**WORK TO COMPLETE**
Leave out the pictures and repeat the data exactly.

[DATA FOR THE TASK — start]

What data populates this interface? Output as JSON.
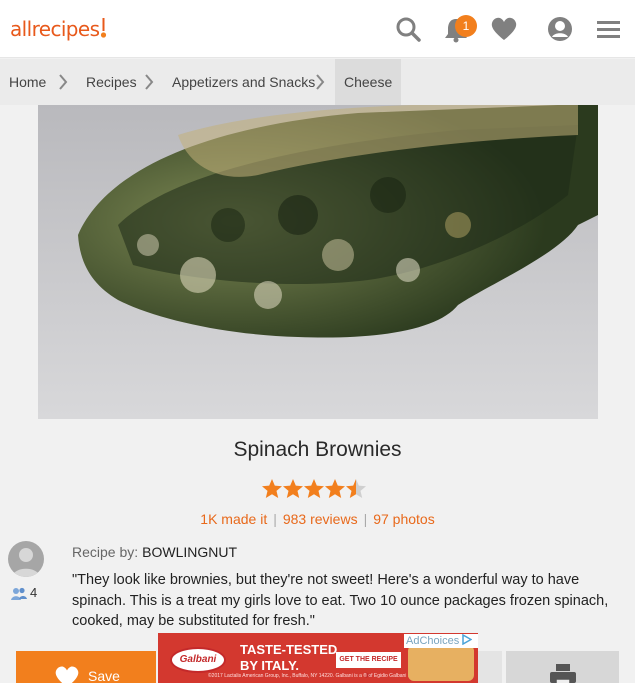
{
  "header": {
    "logo_text": "allrecipes",
    "notification_count": "1",
    "icons": [
      "search-icon",
      "bell-icon",
      "heart-icon",
      "user-icon",
      "menu-icon"
    ],
    "brand_color": "#e8591b",
    "accent_color": "#f27f1d"
  },
  "breadcrumb": {
    "items": [
      "Home",
      "Recipes",
      "Appetizers and Snacks",
      "Cheese"
    ]
  },
  "recipe": {
    "title": "Spinach Brownies",
    "rating": 4.5,
    "made_it": "1K made it",
    "reviews": "983 reviews",
    "photos": "97 photos",
    "separator": "|",
    "recipe_by_label": "Recipe by:",
    "author": "BOWLINGNUT",
    "followers": "4",
    "description": "\"They look like brownies, but they're not sweet! Here's a wonderful way to have spinach. This is a treat my girls love to eat. Two 10 ounce packages frozen spinach, cooked, may be substituted for fresh.\""
  },
  "actions": {
    "save_label": "Save"
  },
  "ad": {
    "brand": "Galbani",
    "headline_line1": "TASTE-TESTED",
    "headline_line2": "BY ITALY.",
    "cta": "GET THE RECIPE ▶",
    "adchoices": "AdChoices",
    "fine_print": "©2017 Lactalis American Group, Inc., Buffalo, NY 14220. Galbani is a ® of Egidio Galbani S.r.l."
  }
}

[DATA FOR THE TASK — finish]

**TASK RESPONSE**
What data populates this interface? Output as JSON.
{
  "header": {
    "logo_text": "allrecipes",
    "notification_count": "1",
    "icons": [
      "search-icon",
      "bell-icon",
      "heart-icon",
      "user-icon",
      "menu-icon"
    ],
    "brand_color": "#e8591b",
    "accent_color": "#f27f1d"
  },
  "breadcrumb": {
    "items": [
      "Home",
      "Recipes",
      "Appetizers and Snacks",
      "Cheese"
    ]
  },
  "recipe": {
    "title": "Spinach Brownies",
    "rating": 4.5,
    "made_it": "1K made it",
    "reviews": "983 reviews",
    "photos": "97 photos",
    "separator": "|",
    "recipe_by_label": "Recipe by:",
    "author": "BOWLINGNUT",
    "followers": "4",
    "description": "\"They look like brownies, but they're not sweet! Here's a wonderful way to have spinach. This is a treat my girls love to eat. Two 10 ounce packages frozen spinach, cooked, may be substituted for fresh.\""
  },
  "actions": {
    "save_label": "Save"
  },
  "ad": {
    "brand": "Galbani",
    "headline_line1": "TASTE-TESTED",
    "headline_line2": "BY ITALY.",
    "cta": "GET THE RECIPE ▶",
    "adchoices": "AdChoices",
    "fine_print": "©2017 Lactalis American Group, Inc., Buffalo, NY 14220. Galbani is a ® of Egidio Galbani S.r.l."
  }
}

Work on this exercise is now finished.